> [DATA EXTRACTS]:
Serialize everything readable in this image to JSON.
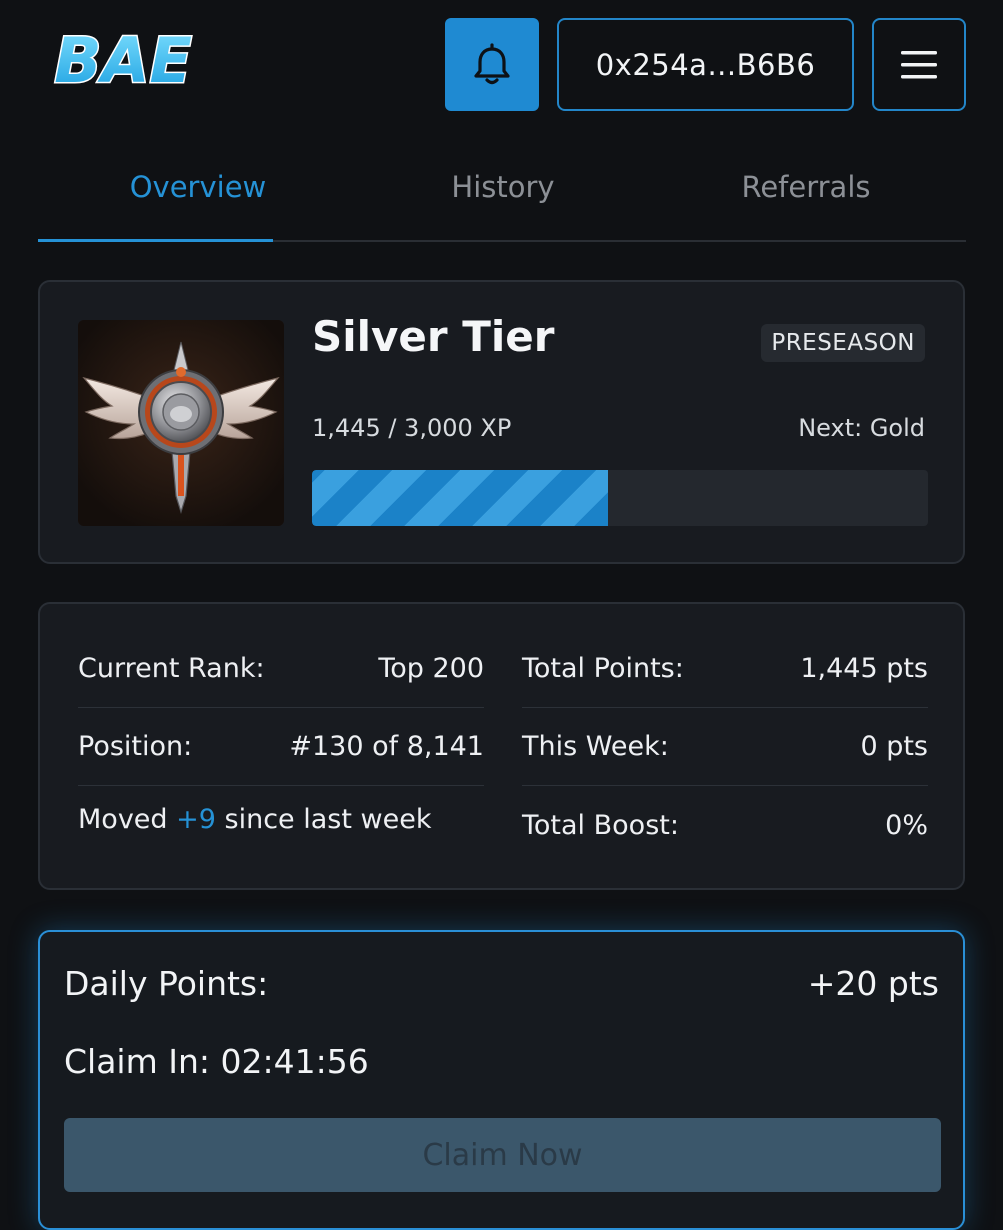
{
  "header": {
    "logo_text": "BAE",
    "bell_icon": "bell-icon",
    "wallet_address": "0x254a...B6B6",
    "menu_icon": "hamburger-menu-icon"
  },
  "tabs": [
    {
      "label": "Overview",
      "active": true
    },
    {
      "label": "History",
      "active": false
    },
    {
      "label": "Referrals",
      "active": false
    }
  ],
  "tier": {
    "badge_icon": "silver-winged-badge-icon",
    "title": "Silver Tier",
    "season_tag": "PRESEASON",
    "xp_text": "1,445 / 3,000 XP",
    "next_text": "Next: Gold",
    "progress_fraction": 0.48
  },
  "stats": {
    "current_rank_label": "Current Rank:",
    "current_rank_value": "Top 200",
    "position_label": "Position:",
    "position_value": "#130 of 8,141",
    "moved_prefix": "Moved ",
    "moved_value": "+9",
    "moved_suffix": " since last week",
    "total_points_label": "Total Points:",
    "total_points_value": "1,445 pts",
    "this_week_label": "This Week:",
    "this_week_value": "0 pts",
    "total_boost_label": "Total Boost:",
    "total_boost_value": "0%"
  },
  "daily": {
    "label": "Daily Points:",
    "value": "+20 pts",
    "claim_in_label": "Claim In: ",
    "claim_in_time": "02:41:56",
    "claim_button": "Claim Now"
  },
  "colors": {
    "accent": "#2592d6",
    "background": "#0f1114",
    "card": "#181b20"
  }
}
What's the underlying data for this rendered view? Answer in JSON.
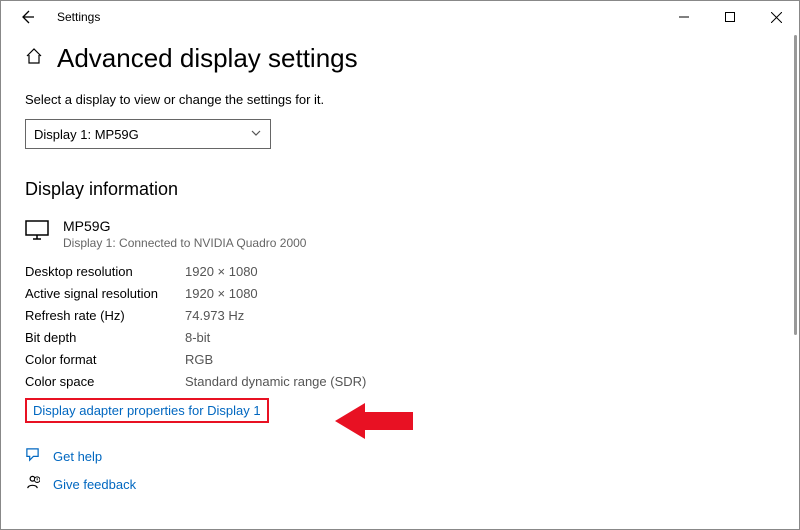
{
  "titlebar": {
    "title": "Settings"
  },
  "page": {
    "heading": "Advanced display settings",
    "instruction": "Select a display to view or change the settings for it.",
    "dropdownValue": "Display 1: MP59G",
    "sectionHeading": "Display information",
    "monitor": {
      "name": "MP59G",
      "sub": "Display 1: Connected to NVIDIA Quadro 2000"
    },
    "rows": [
      {
        "label": "Desktop resolution",
        "value": "1920 × 1080"
      },
      {
        "label": "Active signal resolution",
        "value": "1920 × 1080"
      },
      {
        "label": "Refresh rate (Hz)",
        "value": "74.973 Hz"
      },
      {
        "label": "Bit depth",
        "value": "8-bit"
      },
      {
        "label": "Color format",
        "value": "RGB"
      },
      {
        "label": "Color space",
        "value": "Standard dynamic range (SDR)"
      }
    ],
    "adapterLink": "Display adapter properties for Display 1",
    "footer": {
      "help": "Get help",
      "feedback": "Give feedback"
    }
  }
}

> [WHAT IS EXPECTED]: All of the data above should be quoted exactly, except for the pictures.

> [WRITTEN SOLUTION]:
Serialize everything readable in this image to JSON.
{
  "header": {
    "logo_text": "BAE",
    "bell_icon": "bell-icon",
    "wallet_address": "0x254a...B6B6",
    "menu_icon": "hamburger-menu-icon"
  },
  "tabs": [
    {
      "label": "Overview",
      "active": true
    },
    {
      "label": "History",
      "active": false
    },
    {
      "label": "Referrals",
      "active": false
    }
  ],
  "tier": {
    "badge_icon": "silver-winged-badge-icon",
    "title": "Silver Tier",
    "season_tag": "PRESEASON",
    "xp_text": "1,445 / 3,000 XP",
    "next_text": "Next: Gold",
    "progress_fraction": 0.48
  },
  "stats": {
    "current_rank_label": "Current Rank:",
    "current_rank_value": "Top 200",
    "position_label": "Position:",
    "position_value": "#130 of 8,141",
    "moved_prefix": "Moved ",
    "moved_value": "+9",
    "moved_suffix": " since last week",
    "total_points_label": "Total Points:",
    "total_points_value": "1,445 pts",
    "this_week_label": "This Week:",
    "this_week_value": "0 pts",
    "total_boost_label": "Total Boost:",
    "total_boost_value": "0%"
  },
  "daily": {
    "label": "Daily Points:",
    "value": "+20 pts",
    "claim_in_label": "Claim In: ",
    "claim_in_time": "02:41:56",
    "claim_button": "Claim Now"
  },
  "colors": {
    "accent": "#2592d6",
    "background": "#0f1114",
    "card": "#181b20"
  }
}
What's the underlying data for this rendered view? Answer in JSON.
{
  "titlebar": {
    "title": "Settings"
  },
  "page": {
    "heading": "Advanced display settings",
    "instruction": "Select a display to view or change the settings for it.",
    "dropdownValue": "Display 1: MP59G",
    "sectionHeading": "Display information",
    "monitor": {
      "name": "MP59G",
      "sub": "Display 1: Connected to NVIDIA Quadro 2000"
    },
    "rows": [
      {
        "label": "Desktop resolution",
        "value": "1920 × 1080"
      },
      {
        "label": "Active signal resolution",
        "value": "1920 × 1080"
      },
      {
        "label": "Refresh rate (Hz)",
        "value": "74.973 Hz"
      },
      {
        "label": "Bit depth",
        "value": "8-bit"
      },
      {
        "label": "Color format",
        "value": "RGB"
      },
      {
        "label": "Color space",
        "value": "Standard dynamic range (SDR)"
      }
    ],
    "adapterLink": "Display adapter properties for Display 1",
    "footer": {
      "help": "Get help",
      "feedback": "Give feedback"
    }
  }
}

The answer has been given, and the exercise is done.